= WHAT THE EXERCISE ASKS =
Whenever a line below holds the word "level", count it once; report the total and nothing else.
============
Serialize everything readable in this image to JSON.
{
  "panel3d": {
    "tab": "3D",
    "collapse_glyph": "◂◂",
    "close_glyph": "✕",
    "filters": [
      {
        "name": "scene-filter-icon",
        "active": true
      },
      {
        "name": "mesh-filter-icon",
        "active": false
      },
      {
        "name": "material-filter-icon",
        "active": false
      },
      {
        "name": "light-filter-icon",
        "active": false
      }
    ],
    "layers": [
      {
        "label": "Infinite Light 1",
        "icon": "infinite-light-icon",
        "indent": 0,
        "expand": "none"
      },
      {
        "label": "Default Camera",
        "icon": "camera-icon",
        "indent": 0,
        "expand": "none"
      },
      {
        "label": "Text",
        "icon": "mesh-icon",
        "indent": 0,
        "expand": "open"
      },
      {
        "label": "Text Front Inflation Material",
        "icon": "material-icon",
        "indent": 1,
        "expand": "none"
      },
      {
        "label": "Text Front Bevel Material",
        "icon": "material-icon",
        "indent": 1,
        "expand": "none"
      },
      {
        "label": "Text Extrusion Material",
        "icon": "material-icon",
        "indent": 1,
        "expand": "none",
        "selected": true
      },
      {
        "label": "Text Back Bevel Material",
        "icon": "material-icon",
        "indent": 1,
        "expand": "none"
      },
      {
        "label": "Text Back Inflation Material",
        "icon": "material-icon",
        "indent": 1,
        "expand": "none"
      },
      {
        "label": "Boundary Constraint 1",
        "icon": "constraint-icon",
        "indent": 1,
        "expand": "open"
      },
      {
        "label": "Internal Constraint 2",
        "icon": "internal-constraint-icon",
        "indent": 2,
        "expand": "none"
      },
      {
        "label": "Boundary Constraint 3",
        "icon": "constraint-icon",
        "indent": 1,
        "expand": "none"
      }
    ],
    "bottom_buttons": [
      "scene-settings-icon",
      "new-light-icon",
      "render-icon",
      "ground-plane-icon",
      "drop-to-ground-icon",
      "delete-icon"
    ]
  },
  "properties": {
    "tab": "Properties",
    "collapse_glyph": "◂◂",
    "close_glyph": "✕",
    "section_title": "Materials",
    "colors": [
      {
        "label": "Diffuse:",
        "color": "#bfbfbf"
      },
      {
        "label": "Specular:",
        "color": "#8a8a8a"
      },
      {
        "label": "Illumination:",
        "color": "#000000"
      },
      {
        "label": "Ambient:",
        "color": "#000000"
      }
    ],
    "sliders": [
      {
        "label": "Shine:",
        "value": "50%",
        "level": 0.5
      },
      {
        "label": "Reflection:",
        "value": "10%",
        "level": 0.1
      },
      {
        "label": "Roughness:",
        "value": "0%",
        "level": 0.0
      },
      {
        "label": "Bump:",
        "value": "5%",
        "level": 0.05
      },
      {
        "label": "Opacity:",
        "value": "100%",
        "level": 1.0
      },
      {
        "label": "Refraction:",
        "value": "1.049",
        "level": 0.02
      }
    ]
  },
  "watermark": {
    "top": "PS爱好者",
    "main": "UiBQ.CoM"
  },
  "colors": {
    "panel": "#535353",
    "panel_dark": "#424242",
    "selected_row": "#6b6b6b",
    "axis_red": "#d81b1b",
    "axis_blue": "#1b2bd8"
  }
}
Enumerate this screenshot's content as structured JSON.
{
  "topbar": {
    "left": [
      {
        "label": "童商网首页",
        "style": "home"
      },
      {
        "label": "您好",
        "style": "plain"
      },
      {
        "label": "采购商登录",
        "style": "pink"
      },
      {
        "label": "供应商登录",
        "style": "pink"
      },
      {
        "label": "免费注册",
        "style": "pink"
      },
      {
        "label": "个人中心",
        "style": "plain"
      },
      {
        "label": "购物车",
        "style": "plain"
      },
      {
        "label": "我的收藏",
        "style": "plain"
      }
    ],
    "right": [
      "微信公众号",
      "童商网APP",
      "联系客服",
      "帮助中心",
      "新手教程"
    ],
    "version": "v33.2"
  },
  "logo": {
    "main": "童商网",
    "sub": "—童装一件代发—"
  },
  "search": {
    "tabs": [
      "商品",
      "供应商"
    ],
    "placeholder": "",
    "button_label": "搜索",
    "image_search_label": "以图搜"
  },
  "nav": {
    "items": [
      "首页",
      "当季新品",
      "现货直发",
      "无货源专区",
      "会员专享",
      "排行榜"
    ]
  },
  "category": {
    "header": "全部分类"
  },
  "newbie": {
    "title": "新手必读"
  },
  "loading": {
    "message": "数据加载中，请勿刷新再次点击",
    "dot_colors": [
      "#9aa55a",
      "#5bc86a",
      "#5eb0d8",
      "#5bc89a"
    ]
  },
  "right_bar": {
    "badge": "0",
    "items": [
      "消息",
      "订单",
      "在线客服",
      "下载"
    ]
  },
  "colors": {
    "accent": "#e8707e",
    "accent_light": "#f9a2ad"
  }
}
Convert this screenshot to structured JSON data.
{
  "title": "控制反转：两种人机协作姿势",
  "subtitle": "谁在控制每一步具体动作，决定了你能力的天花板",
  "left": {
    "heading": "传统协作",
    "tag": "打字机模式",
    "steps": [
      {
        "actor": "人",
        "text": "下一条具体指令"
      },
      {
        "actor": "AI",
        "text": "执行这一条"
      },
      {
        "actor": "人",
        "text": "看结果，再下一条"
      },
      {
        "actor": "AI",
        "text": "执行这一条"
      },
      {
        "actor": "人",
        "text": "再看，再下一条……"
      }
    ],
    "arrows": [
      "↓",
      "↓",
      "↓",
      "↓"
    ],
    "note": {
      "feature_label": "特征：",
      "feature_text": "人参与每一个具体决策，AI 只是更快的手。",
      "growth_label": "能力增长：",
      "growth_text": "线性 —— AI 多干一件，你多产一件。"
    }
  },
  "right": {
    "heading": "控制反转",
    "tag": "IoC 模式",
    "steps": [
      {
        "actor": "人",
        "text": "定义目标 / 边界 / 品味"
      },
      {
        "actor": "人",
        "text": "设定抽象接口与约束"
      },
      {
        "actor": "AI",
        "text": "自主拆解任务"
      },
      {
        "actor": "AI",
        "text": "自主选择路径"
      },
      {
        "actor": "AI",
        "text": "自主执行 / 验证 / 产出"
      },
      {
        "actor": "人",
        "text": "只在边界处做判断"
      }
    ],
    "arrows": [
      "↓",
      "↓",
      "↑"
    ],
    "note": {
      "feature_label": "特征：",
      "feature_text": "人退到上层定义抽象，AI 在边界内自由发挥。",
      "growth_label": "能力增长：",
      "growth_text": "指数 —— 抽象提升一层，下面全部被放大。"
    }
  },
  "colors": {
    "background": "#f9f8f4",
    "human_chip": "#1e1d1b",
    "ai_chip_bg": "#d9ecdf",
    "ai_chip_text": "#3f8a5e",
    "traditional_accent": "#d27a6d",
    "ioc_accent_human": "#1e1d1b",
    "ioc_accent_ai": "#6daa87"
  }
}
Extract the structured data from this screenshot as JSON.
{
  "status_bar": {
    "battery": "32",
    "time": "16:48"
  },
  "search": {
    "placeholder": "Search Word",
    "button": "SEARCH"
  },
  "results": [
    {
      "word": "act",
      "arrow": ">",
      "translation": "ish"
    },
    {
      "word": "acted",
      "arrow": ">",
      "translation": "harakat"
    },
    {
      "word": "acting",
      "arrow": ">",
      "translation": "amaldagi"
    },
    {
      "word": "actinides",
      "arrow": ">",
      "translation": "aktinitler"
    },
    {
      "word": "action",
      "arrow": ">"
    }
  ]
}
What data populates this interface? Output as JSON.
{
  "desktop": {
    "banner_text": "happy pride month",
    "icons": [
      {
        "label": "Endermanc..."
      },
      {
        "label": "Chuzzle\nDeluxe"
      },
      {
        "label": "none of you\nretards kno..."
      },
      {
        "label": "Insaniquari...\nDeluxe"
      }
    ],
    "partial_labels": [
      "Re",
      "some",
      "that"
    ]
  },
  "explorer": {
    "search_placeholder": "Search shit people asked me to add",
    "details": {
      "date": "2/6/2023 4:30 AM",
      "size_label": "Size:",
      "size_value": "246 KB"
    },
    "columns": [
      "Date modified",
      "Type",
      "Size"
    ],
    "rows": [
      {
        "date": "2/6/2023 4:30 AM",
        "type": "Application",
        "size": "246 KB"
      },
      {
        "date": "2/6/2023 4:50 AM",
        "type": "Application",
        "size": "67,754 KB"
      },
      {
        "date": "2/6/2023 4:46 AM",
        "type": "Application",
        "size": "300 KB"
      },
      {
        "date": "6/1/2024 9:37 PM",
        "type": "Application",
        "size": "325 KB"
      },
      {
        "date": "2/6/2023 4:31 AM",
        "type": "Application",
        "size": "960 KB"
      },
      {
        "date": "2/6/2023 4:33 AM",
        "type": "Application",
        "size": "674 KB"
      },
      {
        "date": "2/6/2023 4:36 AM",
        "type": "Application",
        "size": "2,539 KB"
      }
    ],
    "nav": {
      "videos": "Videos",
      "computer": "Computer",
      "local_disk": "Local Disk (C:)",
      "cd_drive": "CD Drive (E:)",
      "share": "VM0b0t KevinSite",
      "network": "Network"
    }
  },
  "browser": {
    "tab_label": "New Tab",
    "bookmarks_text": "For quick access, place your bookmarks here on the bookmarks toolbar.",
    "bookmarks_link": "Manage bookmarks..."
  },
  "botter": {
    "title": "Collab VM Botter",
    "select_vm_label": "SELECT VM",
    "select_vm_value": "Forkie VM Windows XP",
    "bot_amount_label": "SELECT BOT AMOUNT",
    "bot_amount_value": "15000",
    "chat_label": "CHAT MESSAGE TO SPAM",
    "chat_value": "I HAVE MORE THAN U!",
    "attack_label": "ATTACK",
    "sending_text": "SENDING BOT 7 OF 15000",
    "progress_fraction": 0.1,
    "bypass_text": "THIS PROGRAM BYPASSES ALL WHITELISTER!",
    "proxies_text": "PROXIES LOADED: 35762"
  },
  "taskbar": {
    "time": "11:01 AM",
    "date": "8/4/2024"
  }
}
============
= RESULT BELOW =
6